DEL LILE: So often people just look at a score from GreatSchools or whatever, a number, and that really doesn't tell the story. Those numbers can be skewed for a variety of different reasons.

LOPEZ: He goes on about bilingual programs, new magnet programs and growing college admissions at one of the high schools. Lofton likes what she hears and asks how she can visit the schools. Lile is a new convert to Pasadena public education. He grew up here but moved out when he had kids, in part because of the poor reputation of the schools.

LILE: I perpetrated the past perception at the time. I have to be forthcoming with my clients, and I have to tell them - give them what I know, give them the information that I have.

LOPEZ: Lile says his turnaround happened after he joined the realtors initiative, a program created two years ago by the school district's independent fundraising foundation. The goal of the realtors initiative is to give realtors up-to-date information about new programs and results and to ask them what schools could do to attract families like the Loftons. School officials met with hundreds of agents at their offices, asked them to volunteer in the schools and pulled the curtain back on decision making in the school district.

UNIDENTIFIED WOMAN: Come on. Come on in. Join us.

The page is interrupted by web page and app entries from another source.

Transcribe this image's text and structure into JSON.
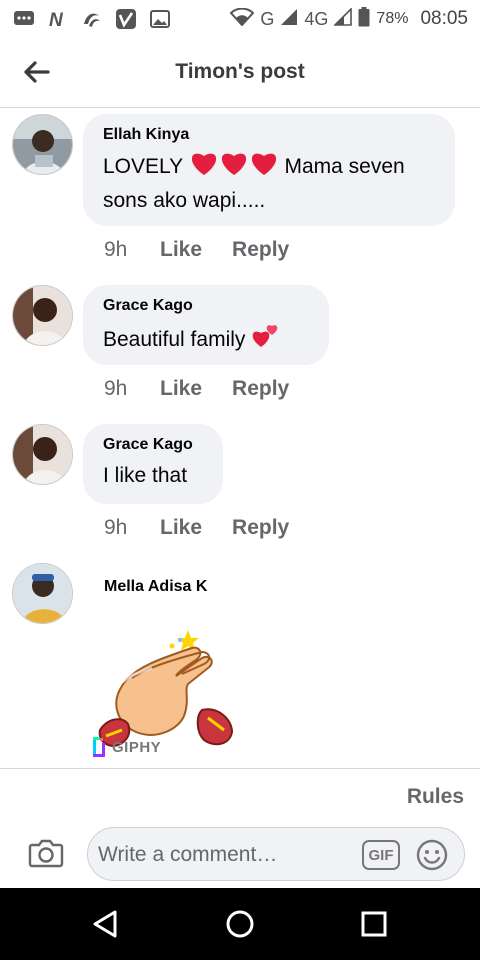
{
  "status_bar": {
    "network_labels": [
      "G",
      "4G"
    ],
    "battery": "78%",
    "time": "08:05",
    "icons": [
      "messages-icon",
      "netflix-icon",
      "nairaland-icon",
      "vimeo-icon",
      "gallery-icon",
      "wifi-icon",
      "signal-icon",
      "battery-icon"
    ]
  },
  "header": {
    "title": "Timon's post",
    "back_icon": "back-arrow-icon"
  },
  "comments": [
    {
      "author": "Ellah Kinya",
      "text_before": "LOVELY ",
      "hearts": 3,
      "text_after": " Mama seven sons ako wapi.....",
      "time": "9h",
      "like": "Like",
      "reply": "Reply"
    },
    {
      "author": "Grace Kago",
      "text_before": "Beautiful family ",
      "sticker_emoji": "two-hearts",
      "time": "9h",
      "like": "Like",
      "reply": "Reply"
    },
    {
      "author": "Grace Kago",
      "text_before": "I like that",
      "time": "9h",
      "like": "Like",
      "reply": "Reply"
    },
    {
      "author": "Mella Adisa K",
      "attachment": "clapping-hands-gif",
      "attachment_source": "GIPHY"
    }
  ],
  "footer": {
    "rules": "Rules",
    "placeholder": "Write a comment…",
    "gif_label": "GIF"
  },
  "colors": {
    "bubble": "#f0f2f5",
    "secondary_text": "#65676b",
    "heart": "#e41e3f"
  }
}
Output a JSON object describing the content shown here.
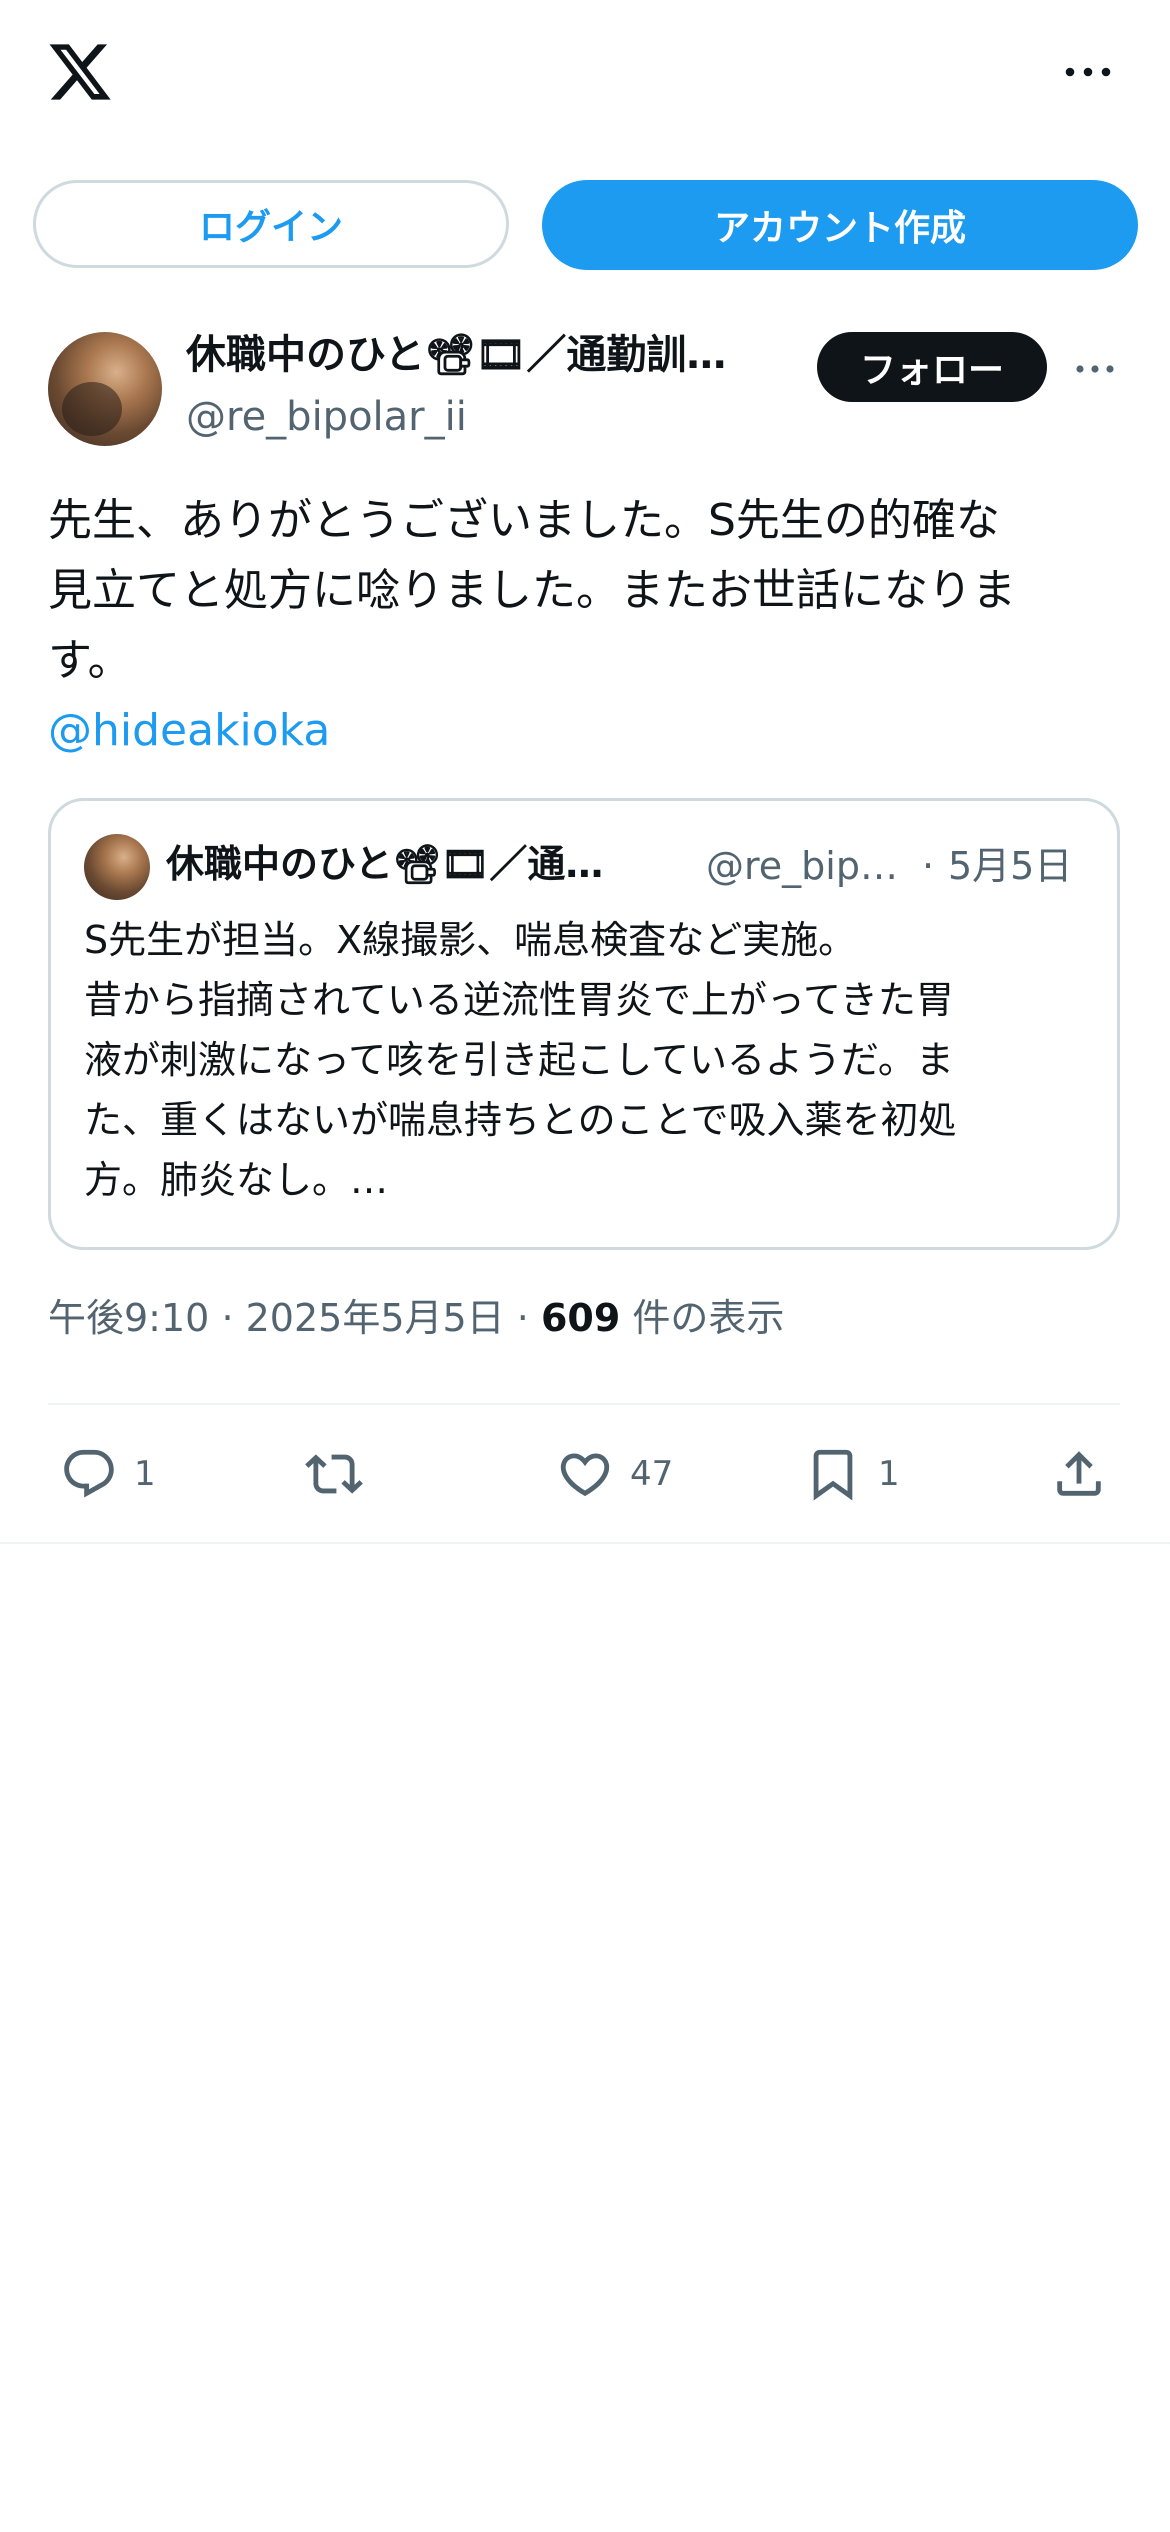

LOPEZ: Real estate agents, business owners, bankers and scientists munch on brown-bag lunches in a corporate meeting room for the monthly lunch with the superintendent. Pasadena graduation rates have been improving faster than the state average, and enrollment isn't dropping as fast as it was four years ago. Unlike the city as a whole, Pasadena's public school population is predominantly black and Latino and low income. Superintendent Brian McDonald says the changes are meant to help make the school district more integrated.

MCDONALD: And so the realtor initiative is a part of our desire to attract a more diverse group of kids into our school system.

LOPEZ: By diverse, he means the type of families who've moved away from Pasadena schools for decades - professionals, white and Asian families. Those student populations have been growing in recent years. McDonald says there's another sign that the initiative is working. He's looking for a new home. This time, the realtor recommended Pasadena public schools. For NPR News, I'm Adolfo Guzman Lopez in Los Angeles. Transcript provided by NPR, Copyright NPR.